What Is a Need?

A need is a necessity or requirement for survival, well-being or achieving a goal. It is the opposite of a want, which refers to desires, wishes or aspirations that are not necessary for survival or well-being. Needs and wants are important topics in philosophy, biology, psychology, sociology, economics, social policy and marketing.

The term need is most often used in English to describe something that a person or animal has an urgent desire for and cannot live without. It is also used to refer to a general state of lacking or deficiency, such as hunger or poverty. The word is sometimes spelled needy, but the meaning of this variation is not entirely clear. It may be an alternative spelling of the adverb need, or it could be related to the noun needy.

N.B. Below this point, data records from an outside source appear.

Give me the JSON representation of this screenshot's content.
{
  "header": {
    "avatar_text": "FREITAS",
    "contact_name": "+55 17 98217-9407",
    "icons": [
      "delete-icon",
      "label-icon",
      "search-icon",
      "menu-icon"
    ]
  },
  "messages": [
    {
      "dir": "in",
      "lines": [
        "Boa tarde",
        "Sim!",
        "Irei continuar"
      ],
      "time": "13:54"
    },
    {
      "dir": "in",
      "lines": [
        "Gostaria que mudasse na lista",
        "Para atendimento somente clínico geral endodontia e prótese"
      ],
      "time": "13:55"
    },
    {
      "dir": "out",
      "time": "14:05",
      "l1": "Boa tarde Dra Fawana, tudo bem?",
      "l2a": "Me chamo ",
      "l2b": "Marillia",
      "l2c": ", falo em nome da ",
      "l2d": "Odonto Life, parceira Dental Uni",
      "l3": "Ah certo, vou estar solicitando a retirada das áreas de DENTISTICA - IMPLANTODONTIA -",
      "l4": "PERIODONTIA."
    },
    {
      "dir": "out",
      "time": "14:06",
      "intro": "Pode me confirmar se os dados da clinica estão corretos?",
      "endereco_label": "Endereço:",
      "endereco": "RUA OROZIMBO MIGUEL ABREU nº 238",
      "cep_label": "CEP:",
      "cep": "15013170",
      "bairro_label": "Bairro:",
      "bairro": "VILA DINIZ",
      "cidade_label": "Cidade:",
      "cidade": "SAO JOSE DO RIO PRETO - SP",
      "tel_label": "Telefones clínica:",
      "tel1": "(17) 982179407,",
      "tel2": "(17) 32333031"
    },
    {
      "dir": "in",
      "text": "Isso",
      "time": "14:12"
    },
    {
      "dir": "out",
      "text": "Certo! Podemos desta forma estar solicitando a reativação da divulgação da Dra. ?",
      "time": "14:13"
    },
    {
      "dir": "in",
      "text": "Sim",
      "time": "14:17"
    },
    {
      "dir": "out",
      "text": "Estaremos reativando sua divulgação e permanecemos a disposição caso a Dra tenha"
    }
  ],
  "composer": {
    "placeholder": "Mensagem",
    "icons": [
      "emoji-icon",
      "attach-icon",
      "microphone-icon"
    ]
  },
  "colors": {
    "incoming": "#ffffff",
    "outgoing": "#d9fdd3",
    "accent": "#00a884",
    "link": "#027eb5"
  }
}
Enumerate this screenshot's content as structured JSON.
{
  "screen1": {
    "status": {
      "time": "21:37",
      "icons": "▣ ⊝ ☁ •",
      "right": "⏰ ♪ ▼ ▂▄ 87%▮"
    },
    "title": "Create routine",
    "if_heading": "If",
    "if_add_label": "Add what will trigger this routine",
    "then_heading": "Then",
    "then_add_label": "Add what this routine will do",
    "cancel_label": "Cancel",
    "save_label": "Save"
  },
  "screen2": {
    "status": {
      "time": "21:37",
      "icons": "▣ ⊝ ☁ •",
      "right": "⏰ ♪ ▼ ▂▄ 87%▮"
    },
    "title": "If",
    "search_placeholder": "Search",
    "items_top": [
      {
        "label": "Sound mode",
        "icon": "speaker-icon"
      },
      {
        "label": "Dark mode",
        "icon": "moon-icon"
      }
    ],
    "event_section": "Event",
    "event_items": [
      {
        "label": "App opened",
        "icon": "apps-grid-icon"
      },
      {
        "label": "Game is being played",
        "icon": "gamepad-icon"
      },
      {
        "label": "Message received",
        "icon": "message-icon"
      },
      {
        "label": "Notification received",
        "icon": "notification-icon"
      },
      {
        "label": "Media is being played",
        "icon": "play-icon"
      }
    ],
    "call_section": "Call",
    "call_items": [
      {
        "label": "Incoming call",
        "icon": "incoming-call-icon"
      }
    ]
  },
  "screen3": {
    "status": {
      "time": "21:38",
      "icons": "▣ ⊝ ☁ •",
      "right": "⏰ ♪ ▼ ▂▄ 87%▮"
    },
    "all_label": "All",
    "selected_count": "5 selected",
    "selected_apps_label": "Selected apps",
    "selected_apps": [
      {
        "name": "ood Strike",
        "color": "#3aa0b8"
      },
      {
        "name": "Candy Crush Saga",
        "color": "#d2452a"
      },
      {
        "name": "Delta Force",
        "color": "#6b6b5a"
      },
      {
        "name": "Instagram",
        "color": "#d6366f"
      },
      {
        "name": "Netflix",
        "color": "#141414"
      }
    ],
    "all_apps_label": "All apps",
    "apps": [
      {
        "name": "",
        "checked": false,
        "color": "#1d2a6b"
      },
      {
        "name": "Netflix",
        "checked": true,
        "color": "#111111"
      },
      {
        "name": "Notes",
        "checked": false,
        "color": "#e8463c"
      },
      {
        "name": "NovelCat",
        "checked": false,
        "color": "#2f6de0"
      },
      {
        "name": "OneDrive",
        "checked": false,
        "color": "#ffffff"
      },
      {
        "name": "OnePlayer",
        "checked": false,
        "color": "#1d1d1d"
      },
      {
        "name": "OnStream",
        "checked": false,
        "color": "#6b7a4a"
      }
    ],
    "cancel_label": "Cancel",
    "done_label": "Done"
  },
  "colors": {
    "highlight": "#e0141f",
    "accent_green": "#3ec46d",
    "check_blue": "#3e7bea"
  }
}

When a need is used to describe an imperative or an impending necessity, the form of the verb must is often added: ‘you must go now’, ‘you have no choice but to do it’, or ‘you will be punished for not doing it’. It can also be a modal verb, expressing the idea that someone must do or have something: ‘I need you to help me with this project.’ Need is an informal or colloquial word, while necessity is more formal and impersonal. In some languages, such as German and Dutch, the distinction between need and necessity is not so strict as in English.

Whether the concept of need is an objective and impersonal one is a matter of debate in philosophy and psychology. For example, many scholars believe that people have a basic need for self-esteem, while others believe that this is largely a cultural construct. Nevertheless, many individuals and organizations emphasize the importance of satisfying needs as part of the self-development process.

In many cases, the concept of need can be distinguished from the idea of a want by considering how much time or energy is needed to obtain the item in question. For example, a person can have a need for drinking water, even in an environment where water is abundant, but they may not necessarily have a need for clothing or shelter. Generally, people will spend more of their resources trying to satisfy their lower order needs (food, shelter and safety) than on their higher order needs such as belonging, self-esteem or self-actualization.

The difference between need and want can be especially challenging when establishing budgets. It is important to separate wants from needs before assigning dollar amounts to any category, as this can prevent people from spending money on items that they could live without.

It is important to remember that if the word need is followed by a singular countable noun, it requires the article: ‘a need for food’, ‘the need for health care’. This rule is not always observed, though; for instance, many English learners say ‘a historic need’ rather than ‘a historic need’. The best way to ensure that you use the correct article is to consult an English learner’s dictionary.